Recently, Rep. Rob Kauffman (R-Franklin), Majority Chairman of the House Labor and Industry Committee, which has oversight of the issue, introduced legislation to find a solution to the issue that would eventually result in the state getting out of funding the UC system by providing an initial state boost of $75 million in state funding that will be used to modernize the UC system to the point where it can be fully funded by a federal appropriation of $130 million per year.

“My bill would provide the funding the department needs to complete its project and allow enough time for officials to take a hard look at the budget and make the necessary changes to create a more efficient operation that will continue to provide great service to those accessing the UC program,” Rep. Kauffman said.

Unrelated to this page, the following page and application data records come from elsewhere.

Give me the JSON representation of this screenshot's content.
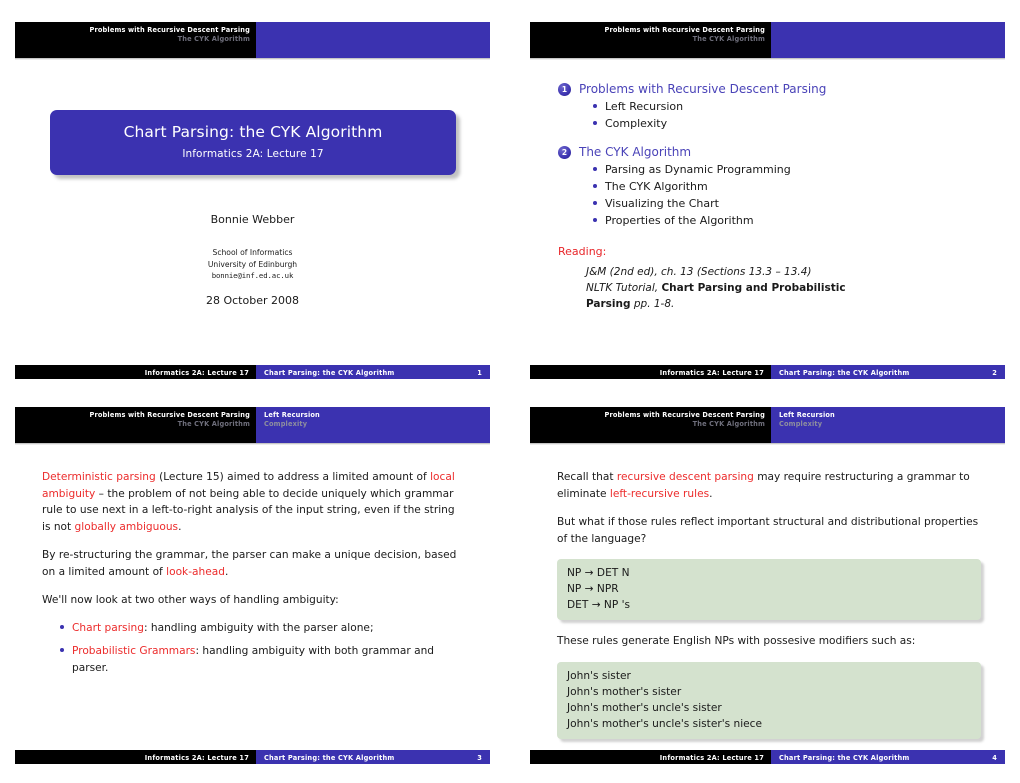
{
  "deck": {
    "course_footer": "Informatics 2A: Lecture 17",
    "title_footer": "Chart Parsing: the CYK Algorithm",
    "colors": {
      "blue": "#3b32b0",
      "black": "#000000",
      "red": "#ec2b2b",
      "link_blue": "#4a43b8",
      "green_box": "#d4e2ce"
    }
  },
  "slide1": {
    "header": {
      "left_line1": "Problems with Recursive Descent Parsing",
      "left_line2": "The CYK Algorithm",
      "right_line1": "",
      "right_line2": ""
    },
    "title": "Chart Parsing: the CYK Algorithm",
    "subtitle": "Informatics 2A: Lecture 17",
    "author": "Bonnie Webber",
    "affiliation_line1": "School of Informatics",
    "affiliation_line2": "University of Edinburgh",
    "email": "bonnie@inf.ed.ac.uk",
    "date": "28 October 2008",
    "page_number": "1"
  },
  "slide2": {
    "header": {
      "left_line1": "Problems with Recursive Descent Parsing",
      "left_line2": "The CYK Algorithm",
      "right_line1": "",
      "right_line2": ""
    },
    "sections": [
      {
        "number": "1",
        "title": "Problems with Recursive Descent Parsing",
        "items": [
          "Left Recursion",
          "Complexity"
        ]
      },
      {
        "number": "2",
        "title": "The CYK Algorithm",
        "items": [
          "Parsing as Dynamic Programming",
          "The CYK Algorithm",
          "Visualizing the Chart",
          "Properties of the Algorithm"
        ]
      }
    ],
    "reading_label": "Reading:",
    "reading_line1": "J&M (2nd ed), ch. 13 (Sections 13.3 – 13.4)",
    "reading_line2_pre": "NLTK Tutorial, ",
    "reading_line2_bold": "Chart Parsing and Probabilistic",
    "reading_line3_bold": "Parsing",
    "reading_line3_post": " pp. 1-8.",
    "page_number": "2"
  },
  "slide3": {
    "header": {
      "left_line1": "Problems with Recursive Descent Parsing",
      "left_line2": "The CYK Algorithm",
      "right_line1": "Left Recursion",
      "right_line2": "Complexity"
    },
    "para1": {
      "p1": "Deterministic parsing",
      "p2": " (Lecture 15) aimed to address a limited amount of ",
      "p3": "local ambiguity",
      "p4": " – the problem of not being able to decide uniquely which grammar rule to use next in a left-to-right analysis of the input string, even if the string is not ",
      "p5": "globally ambiguous",
      "p6": "."
    },
    "para2": {
      "p1": "By re-structuring the grammar, the parser can make a unique decision, based on a limited amount of ",
      "p2": "look-ahead",
      "p3": "."
    },
    "para3": "We'll now look at two other ways of handling ambiguity:",
    "bullets": [
      {
        "red": "Chart parsing",
        "rest": ": handling ambiguity with the parser alone;"
      },
      {
        "red": "Probabilistic Grammars",
        "rest": ": handling ambiguity with both grammar and parser."
      }
    ],
    "page_number": "3"
  },
  "slide4": {
    "header": {
      "left_line1": "Problems with Recursive Descent Parsing",
      "left_line2": "The CYK Algorithm",
      "right_line1": "Left Recursion",
      "right_line2": "Complexity"
    },
    "para1": {
      "p1": "Recall that ",
      "p2": "recursive descent parsing",
      "p3": " may require restructuring a grammar to eliminate ",
      "p4": "left-recursive rules",
      "p5": "."
    },
    "para2": "But what if those rules reflect important structural and distributional properties of the language?",
    "grammar_box": [
      "NP → DET N",
      "NP → NPR",
      "DET → NP 's"
    ],
    "para3": "These rules generate English NPs with possesive modifiers such as:",
    "examples_box": [
      "John's sister",
      "John's mother's sister",
      "John's mother's uncle's sister",
      "John's mother's uncle's sister's niece"
    ],
    "page_number": "4"
  }
}
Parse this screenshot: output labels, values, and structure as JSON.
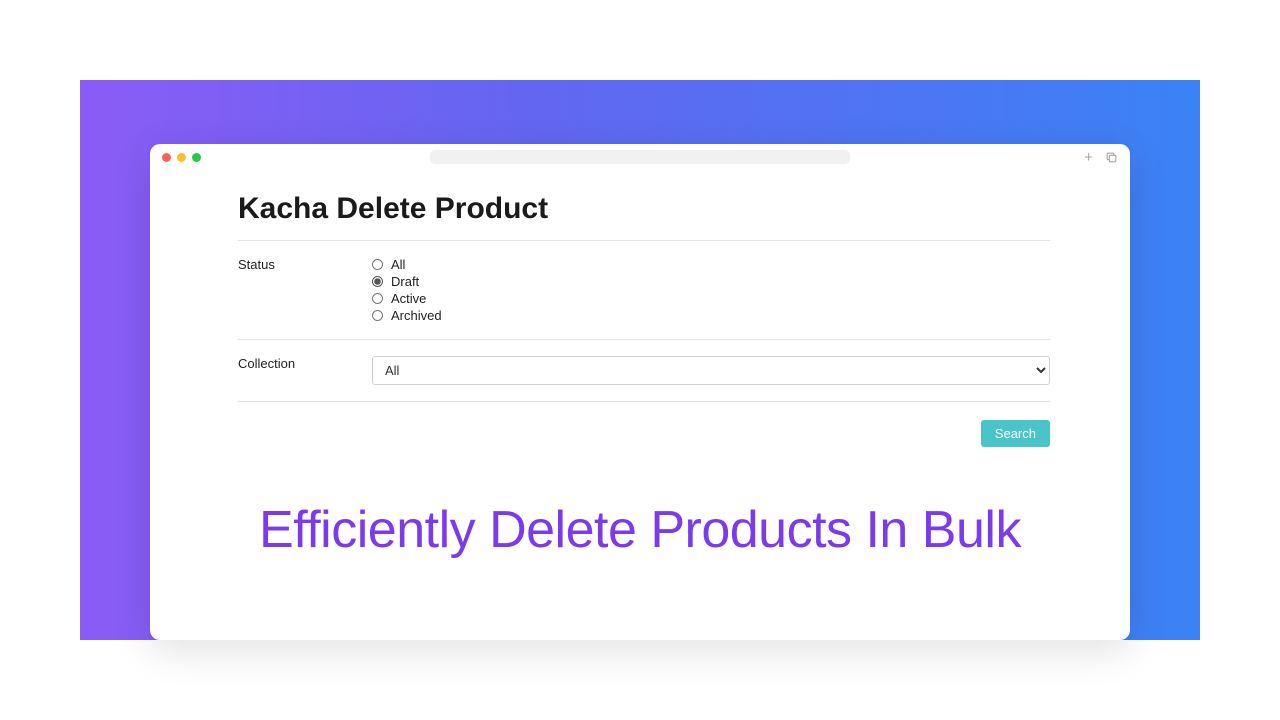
{
  "page": {
    "title": "Kacha Delete Product",
    "tagline": "Efficiently Delete Products In Bulk"
  },
  "form": {
    "status": {
      "label": "Status",
      "options": [
        "All",
        "Draft",
        "Active",
        "Archived"
      ],
      "selected": "Draft"
    },
    "collection": {
      "label": "Collection",
      "value": "All"
    },
    "search_label": "Search"
  },
  "titlebar": {
    "new_tab": "+"
  }
}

“Funding from the state was always supposed to be temporary, so the UC program should have the ability to fully operate on the funding it receives from the federal government. The computer system is an additional cost and my legislation accounts for that and graciously offers the funding needed for the project to reach completion.”


Child sex abuse statute of limitations reform

Another issue that the General Assembly has been working on for several years – legislation changing the criminal and civil statute of limitations for child sex abuse cases – is likely to see some action in the next several months.

A Senate version of the bill cleared the House Judiciary Committee in April without a retroactivity component that many proponents of the legislation – including Rep. Mark Rozzi (D-Berks), himself a survivor of childhood sexual abuse –are hoping to incorporate in House Floor amendments.

A retroactivity component added to legislation last session never made it to Gov. Wolf’s desk after the Senate raised a number of constitutionality concerns.

The legislation also takes the step of waiving sovereign immunity for government entities sued for childhood sex abuse cases, something that has caused similarly aimed legislation to fail in other states.


Abortion legislation

Senate Bill 3, legislation authored by Sen. Michele Brooks (R-Mercer), is currently awaiting action in the House Health Committee.

The bill as passed by the Senate in the spring by a vote of 32 to 18 provides for a controversial abortion definition of “dismemberment abortion” and would change the age of viability – the time after which an abortion can no longer be legally performed – from 24 weeks to 20 weeks.

The legislation has been the subject of strong opposition from women’s rights groups and the governor has vowed to veto the legislation should it reach his desk.


Property tax elimination

While a related issue to amend Pennsylvania’s constitution to allow local governments to eliminate 100 percent of the homestead value of a property from property tax consideration, some lawmakers are hoping to continue to work on a proposal to completely eliminate property taxes in Pennsylvania.

A current proposal – one that has been considered and worked on for a number of legislative sessions – sponsored by Sen. Dave Argall (R-Schuylkill) in the Senate would eliminate the local and school district property tax in favor of replacement revenue sources via increases in the personal income and sales taxes while also expanding the sales tax base.

Under this proposal, a portion of the school property tax would remain in order to pay off existing school debt on the books as of December 31, 2016.

According to a co-sponsorship memo accompanying the legislation, Argall argued that the property tax is outdated and the most egregious tax levied in Pennsylvania.

“While the school property tax may have made sense when it was first enacted in the 1830s, we believe it is time to shift to a fairer way to fund our public schools,” he said. “As one grassroots advocate stated at a public hearing in 2013: No tax shall have the power to leave you homeless. We agree!”

Jason Gottesman is the Harrisburg Bureau Chief of The PLS Reporter, a news website dedicated to covering Pennsylvania’s government.